“That shows you the state of their team, that they were cheering about us failing,” Cofield said back then in reference to a scoreboard video showing the Packers had claimed the NFC’s final playoff spot away from the Giants. “When you have no success, those are the kind of things that excite you.”
A new uniform and $12.5 million in guaranteed greenbacks later and Cofield can’t wait for the chance to end Washington’s six-game losing streak against New York and to show those same fans how he now bleeds burgundy and gold as much as they do.
“It’s my first time in a real game in front of the fans here in Washington,” Cofield said about Sunday’s opener. “We’re looking to start a new era in Redskin football. It’s great that (the opener is against) the Giants. It’s going to be fun. I never lost contact with (his ex-teammates). Those relationships go past the football field. It’s a weird sense of familiarity, but it all comes down to what we do … no matter who we play. I don’t expect too much interaction pregame. It’s going to be a fight until the clock strikes zero. But after the game I’ll hug everybody. The only thing I miss (about) New York are my friends.”

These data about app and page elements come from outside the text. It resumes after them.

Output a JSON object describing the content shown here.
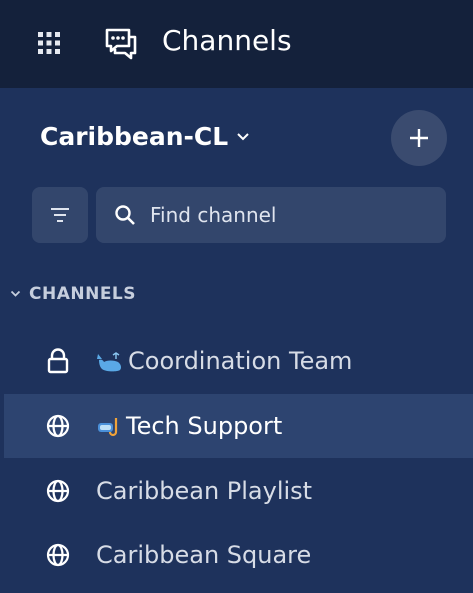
{
  "header": {
    "title": "Channels",
    "icons": {
      "apps": "grid-icon",
      "channels": "chat-bubbles-icon"
    }
  },
  "team": {
    "name": "Caribbean-CL",
    "dropdown_icon": "chevron-down-icon",
    "add_icon": "plus-icon"
  },
  "search": {
    "filter_icon": "filter-icon",
    "icon": "search-icon",
    "placeholder": "Find channel"
  },
  "sections": [
    {
      "title": "CHANNELS",
      "collapsed": false,
      "channels": [
        {
          "icon": "lock-icon",
          "emoji_icon": "whale-icon",
          "label": "Coordination Team",
          "active": false
        },
        {
          "icon": "globe-icon",
          "emoji_icon": "snorkel-mask-icon",
          "label": "Tech Support",
          "active": true
        },
        {
          "icon": "globe-icon",
          "label": "Caribbean Playlist",
          "active": false
        },
        {
          "icon": "globe-icon",
          "label": "Caribbean Square",
          "active": false
        }
      ]
    }
  ],
  "colors": {
    "topbar_bg": "#14213b",
    "sidebar_bg": "#1e325c",
    "active_row_bg": "#2d4470",
    "input_bg": "#33466c"
  }
}
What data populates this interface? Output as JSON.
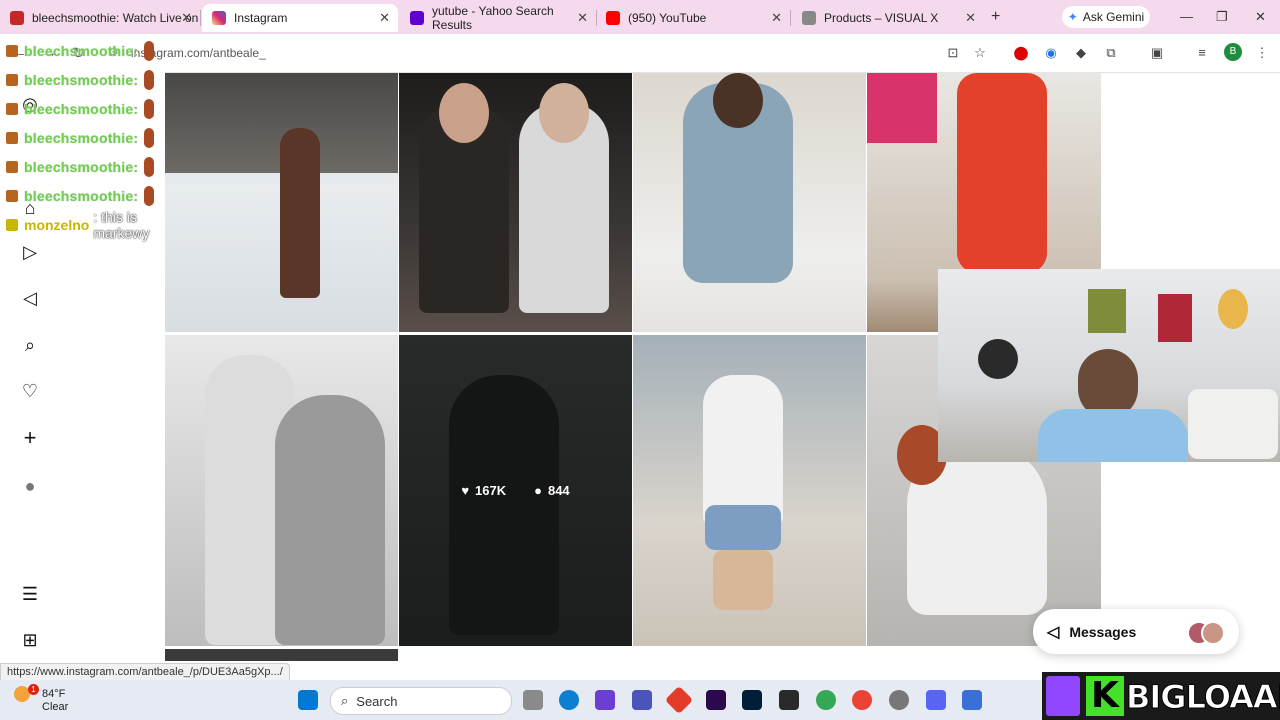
{
  "browser": {
    "tabs": [
      {
        "label": "bleechsmoothie: Watch Live on",
        "active": false,
        "fav_color": "#c62828"
      },
      {
        "label": "Instagram",
        "active": true,
        "fav_color": "#d6249f"
      },
      {
        "label": "yutube - Yahoo Search Results",
        "active": false,
        "fav_color": "#5f01d1"
      },
      {
        "label": "(950) YouTube",
        "active": false,
        "fav_color": "#ff0000"
      },
      {
        "label": "Products – VISUAL X",
        "active": false,
        "fav_color": "#888888"
      }
    ],
    "gemini_label": "Ask Gemini",
    "url": "instagram.com/antbeale_",
    "profile_initial": "B"
  },
  "chat": {
    "lines": [
      {
        "user": "bleechsmoothie:",
        "msg": ""
      },
      {
        "user": "bleechsmoothie:",
        "msg": ""
      },
      {
        "user": "bleechsmoothie:",
        "msg": ""
      },
      {
        "user": "bleechsmoothie:",
        "msg": ""
      },
      {
        "user": "bleechsmoothie:",
        "msg": ""
      },
      {
        "user": "bleechsmoothie:",
        "msg": ""
      }
    ],
    "last": {
      "user": "monzelno",
      "msg": ": this is markewy"
    }
  },
  "grid": {
    "hover_stats": {
      "likes": "167K",
      "comments": "844"
    }
  },
  "messages": {
    "label": "Messages"
  },
  "status_url": "https://www.instagram.com/antbeale_/p/DUE3Aa5gXp.../",
  "taskbar": {
    "weather_temp": "84°F",
    "weather_desc": "Clear",
    "search_placeholder": "Search",
    "notification_badge": "1"
  },
  "stream": {
    "channel": "BIGLOAAF",
    "k_letter": "K"
  }
}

But friendship only goes so far. Not only has Cofield schooled his new linemates about the idiosyncrasies of the Giants’ offensive linemen, he has ratted out Tuck and Co. to the Redskins’ blockers.
“There’s little things I know about each guy from facing them every day in practice and I try to relay those things to my teammates,” said Cofield, who seems to have adjusted smoothly on the fly from 4-3 defensive tackle to 3-4 nose tackle. “Every weakness I think they’ve got is going to be shared with my new teammates.”
If the Redskins upset the Giants on Sunday, maybe we’ll realize that the undersung Cofield was more of a difference-maker than we ever knew.